We’ll leave to others the political defense of Bush, who ushered in a wave of education reform in his eight years in office, and instead focus on three of her more tangible claims.
Claim No. 1: “These new schemes had no accountability to taxpayers.”
The “schemes,” in this context, refer to charter schools and private school scholarships.
First, charter schools are created through a contract with each public school district that involves oversight into educational goals and tax dollars received. Their students are required to take the same state assessment tests as all other district students and the schools receive the same letter grade ratings as public schools. Further, under state law, a charter school can be shut down, and many have been, for receiving two grades of F.
Second, the state’s largest scholarship program, the Florida Tax Credit Scholarship serving 108,570 economically disadvantaged students in 1,836 private schools, is overseen by the state Department of Education. Students are required to take nationally norm-referenced tests approved by the state and those test results are reported publicly each year. Schools that receive more than $250,000 in scholarship dollars are required to submit financial reports by certified public accountants, and scholarship funding organizations are audited each year by the State Auditor General and private accounting firms. The students, schools and scholarship organizations are subject to roughly 17,000 words of statutory and agency regulations.
Third, both charter schools and scholarship schools face a form of accountability that can be more intense than state regulations and audits. Because they are schools of choice and students are free to attend or not, they can go out of business if parents are dissatisfied and choose elsewhere.
These points are brief in part because Butzin’s claim is categorical. She wrote that they have “no accountability,” which is flatly false.
Claim No. 2: “This parallel system has bled the life out of public education, as billions of dollars flowing to it have left millions of children behind.”
This claim seems to have a life of its own, despite the fact that it is refuted by extensive independent research. At its core, it assumes that public schools should be paid tax dollars without regard to how many students attend them, even though Florida has always funded education on a per-student basis. And it ignores the fact that students choosing these two alternative options receive fewer dollars than they would if they remained in a traditional public school.
This is the third time in the short history of fact-checkED that we have analyzed this financial cost claim, and for more detail we invite you to read our first effort. Once again, we rate this claim as false.
Claim No. 3: “Now, it would be one thing if this parallel system was improving outcomes for all our children. But this is simply not the case.”
Butzin did not share her data on outcomes, but the National Assessment of Educational Progress (NAEP) is generally regarded as one of the most reliable indicators of academic achievement in elementary and secondary schools. NAEP, often called the “Nation’s Report Card,” paints an entirely different picture.

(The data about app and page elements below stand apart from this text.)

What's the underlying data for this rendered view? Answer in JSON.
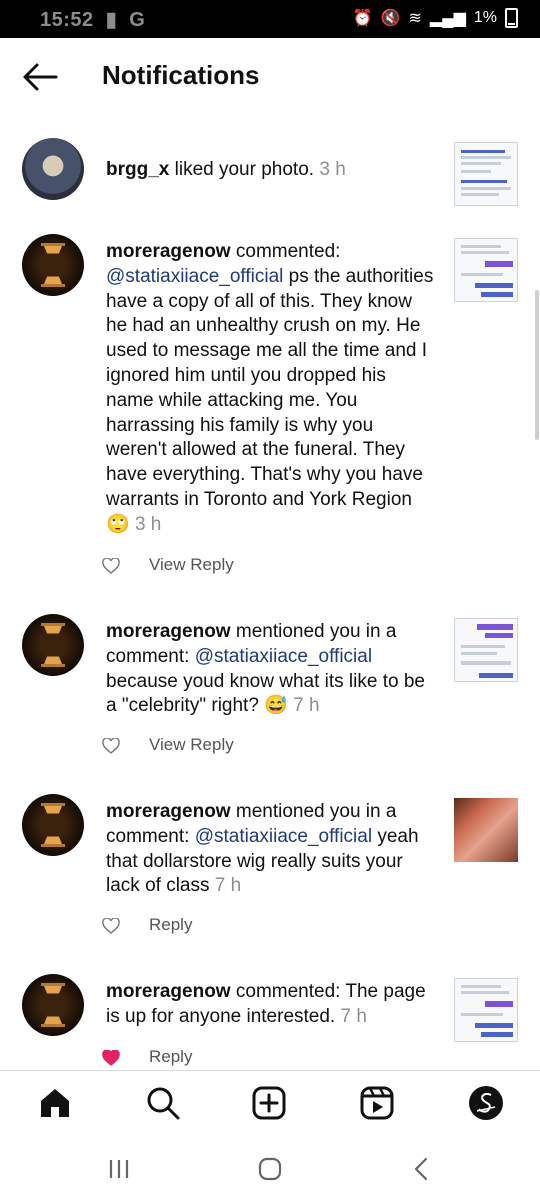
{
  "status_bar": {
    "time": "15:52",
    "app_badge": "G",
    "battery": "1%"
  },
  "header": {
    "title": "Notifications"
  },
  "notifications": [
    {
      "username": "brgg_x",
      "body": " liked your photo.",
      "time": "3 h"
    },
    {
      "username": "moreragenow",
      "prefix": " commented: ",
      "mention": "@statiaxiiace_official",
      "body": " ps the authorities have a copy of all of this. They know he had an unhealthy crush on my. He used to message me all the time and I ignored him until you dropped his name while attacking me. You harrassing his family is why you weren't allowed at the funeral. They have everything. That's why you have warrants in Toronto and York Region ",
      "emoji": "🙄",
      "time": "3 h",
      "action": "View Reply"
    },
    {
      "username": "moreragenow",
      "prefix": " mentioned you in a comment: ",
      "mention": "@statiaxiiace_official",
      "body": " because youd know what its like to be a \"celebrity\" right? ",
      "emoji": "😅",
      "time": "7 h",
      "action": "View Reply"
    },
    {
      "username": "moreragenow",
      "prefix": " mentioned you in a comment: ",
      "mention": "@statiaxiiace_official",
      "body": " yeah that dollarstore wig really suits your lack of class",
      "time": "7 h",
      "action": "Reply"
    },
    {
      "username": "moreragenow",
      "prefix": " commented: ",
      "body": "The page is up for anyone interested.",
      "time": "7 h",
      "action": "Reply",
      "liked": true
    }
  ],
  "nav_icons": [
    "home-icon",
    "search-icon",
    "create-icon",
    "reels-icon",
    "profile-icon"
  ],
  "colors": {
    "mention": "#1f3a7a",
    "time": "#8e8e8e",
    "liked_heart": "#e0245e"
  }
}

By every measure, the NAEP reading and math test scores of fourth- and eighth-graders have increased over the past two decades – the period after which Butzin says “the bottom fell out.” The percentage of fourth-graders who meet basic standards in math is up by nearly two-thirds, and the percentage rated proficient or above has tripled. The percentage of fourth-graders who meet basic standards in reading is up by a third, and the proficient and above is up by two-thirds. Similarly, the percentage of eighth-graders who meet basic in math is up by a fifth, and proficient is up by four-fifths. The percentage of eighth-graders at basic in reading is up by a tenth, and the percentage above proficient up by half.

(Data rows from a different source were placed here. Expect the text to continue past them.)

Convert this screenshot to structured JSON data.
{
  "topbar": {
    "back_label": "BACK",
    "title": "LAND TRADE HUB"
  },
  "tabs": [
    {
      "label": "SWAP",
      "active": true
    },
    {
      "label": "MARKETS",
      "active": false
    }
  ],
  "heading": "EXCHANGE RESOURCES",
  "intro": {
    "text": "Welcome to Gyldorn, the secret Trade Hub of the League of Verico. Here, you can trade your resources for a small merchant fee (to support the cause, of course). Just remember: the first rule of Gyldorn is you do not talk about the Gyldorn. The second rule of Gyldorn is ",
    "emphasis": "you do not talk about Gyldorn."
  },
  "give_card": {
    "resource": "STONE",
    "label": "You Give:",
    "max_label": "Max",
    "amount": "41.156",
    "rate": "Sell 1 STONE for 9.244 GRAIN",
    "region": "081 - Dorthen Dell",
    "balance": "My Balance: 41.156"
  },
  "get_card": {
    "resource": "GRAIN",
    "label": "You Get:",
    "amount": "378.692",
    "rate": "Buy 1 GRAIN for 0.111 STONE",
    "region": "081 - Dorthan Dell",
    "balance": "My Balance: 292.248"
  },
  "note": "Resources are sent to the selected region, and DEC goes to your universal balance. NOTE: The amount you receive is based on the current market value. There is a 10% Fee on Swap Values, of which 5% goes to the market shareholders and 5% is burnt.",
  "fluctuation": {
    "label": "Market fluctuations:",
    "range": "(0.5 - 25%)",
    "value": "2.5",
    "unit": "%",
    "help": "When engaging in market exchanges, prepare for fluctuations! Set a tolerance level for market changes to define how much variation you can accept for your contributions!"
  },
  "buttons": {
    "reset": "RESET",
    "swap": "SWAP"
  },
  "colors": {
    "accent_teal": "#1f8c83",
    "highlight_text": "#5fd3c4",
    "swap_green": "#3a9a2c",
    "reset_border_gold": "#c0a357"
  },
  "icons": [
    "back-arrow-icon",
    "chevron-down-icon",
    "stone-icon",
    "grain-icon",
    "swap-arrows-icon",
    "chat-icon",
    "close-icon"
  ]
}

And, according to the Urban Institute’s adjustment of rankings for race, income and English language learner status, Florida ranks first in fourth-grade reading, first in fourth-grade math, third in eighth-grade reading and eighth in eighth-grade math.
A few other measures are worth mentioning. The most recent Education Week Quality Counts report ranked Florida fourth in the nation in terms of K-12 academic achievement. The College Board ranked Florida third in percentage of graduating high school seniors who have passed college-caliber Advanced Placement exams. The high school graduation rate has jumped from 60.1 percent to 86.9 percent in the past two decades.
We don’t know the data Butzin used, but we rate her claim as highly misleading.